Schwartz said the Water Department “sidesteps” regulations by running taps and removing aerators (filters at the end of faucets that catch particulate matter like lead) before testing water, and doesn’t concentrate enough testing on high-risk, aged homes.

The Water Department denied those charges – responding that tests of residents’ water require letting water stagnate for six hours before testing it, and that they did test high-risk homes, but could not force people to get their pipes tested.

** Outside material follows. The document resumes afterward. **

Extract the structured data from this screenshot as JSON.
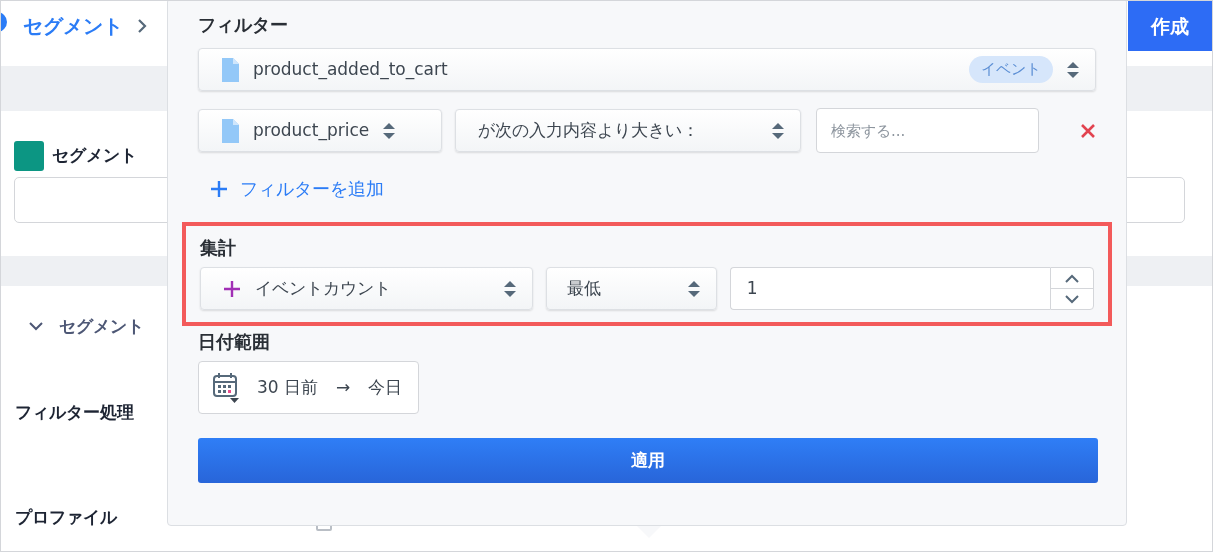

In 2014, only 134 homes out of 8,000 contacted by the Water Department agreed to lead testing, McCarty said.

Councilwoman Cindy Bass, Chair of the Committee on Public Health and Human Services, questioned whether the Water Department bears no responsibility for what happens inside residents’ homes.

“It’s kind of like saying, ‘I fixed my end, I don’t need to do anything else.’ I don’t think that’s the right attitude.”

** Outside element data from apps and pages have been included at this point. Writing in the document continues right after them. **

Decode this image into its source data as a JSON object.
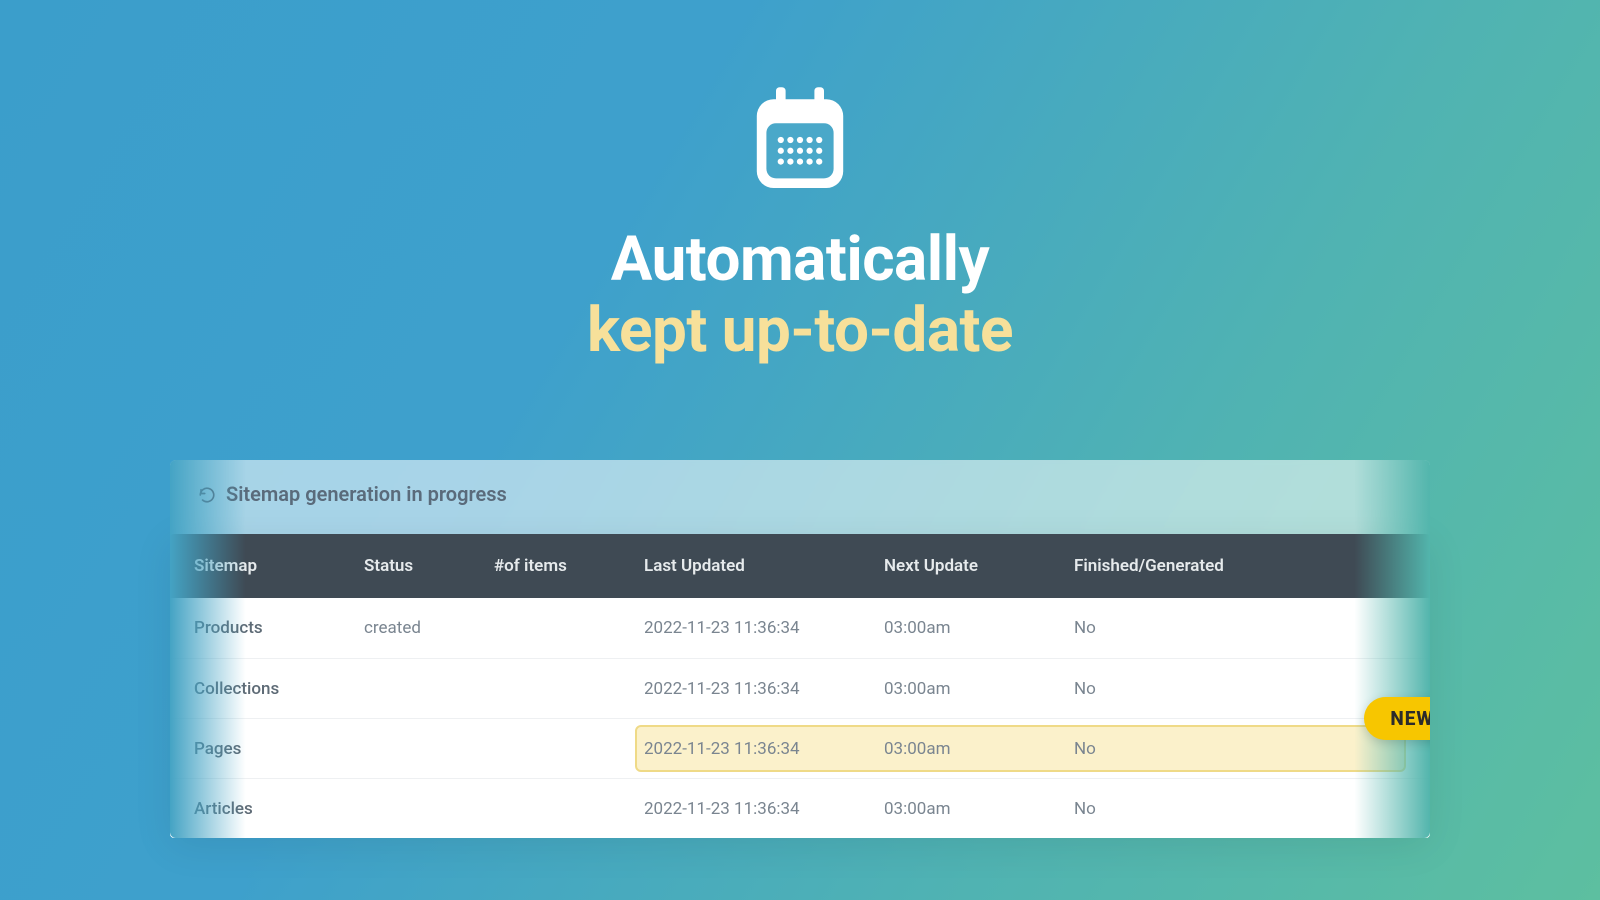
{
  "hero": {
    "line1": "Automatically",
    "line2": "kept up-to-date"
  },
  "status": {
    "text": "Sitemap generation in progress"
  },
  "badge": {
    "new_label": "NEW"
  },
  "table": {
    "headers": {
      "sitemap": "Sitemap",
      "status": "Status",
      "items": "#of items",
      "last_updated": "Last Updated",
      "next_update": "Next Update",
      "finished": "Finished/Generated"
    },
    "rows": [
      {
        "sitemap": "Products",
        "status": "created",
        "items": "",
        "last_updated": "2022-11-23 11:36:34",
        "next_update": "03:00am",
        "finished": "No",
        "highlighted": false
      },
      {
        "sitemap": "Collections",
        "status": "",
        "items": "",
        "last_updated": "2022-11-23 11:36:34",
        "next_update": "03:00am",
        "finished": "No",
        "highlighted": false
      },
      {
        "sitemap": "Pages",
        "status": "",
        "items": "",
        "last_updated": "2022-11-23 11:36:34",
        "next_update": "03:00am",
        "finished": "No",
        "highlighted": true
      },
      {
        "sitemap": "Articles",
        "status": "",
        "items": "",
        "last_updated": "2022-11-23 11:36:34",
        "next_update": "03:00am",
        "finished": "No",
        "highlighted": false
      }
    ]
  }
}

Moving forward, McCarty expressed an interest in pursuing more Water Department education programs to help residents figure out whether they have lead pipes and what they can do to reduce the risk of water contamination.

The Water Department also wants to expand their program offering low- or zero-interest loans to homeowners who are seeking to replace aged pipes.

Meanwhile, the School District committed at the hearing to a full inventory of water fountains after testimony that some students have limited access to water fountains in their schools. Both the Water and Health departments committed to expanding lead testing in childcare centers.

“When you deal with a really long-standing issue like lead, a problem that has been around for 50 years that deals with infrastructure, sometimes its hard to reawaken interest around this issue and get people thinking about new possibilities to move forward,” Councilwoman Helen Gym, chair of the Committee on Children and Youth, said after the hearing. “We have to move ahead and take some clear actionable steps. I’m hoping we can come together and focus on what those can be, and begin to see some changes in the city in the near future.”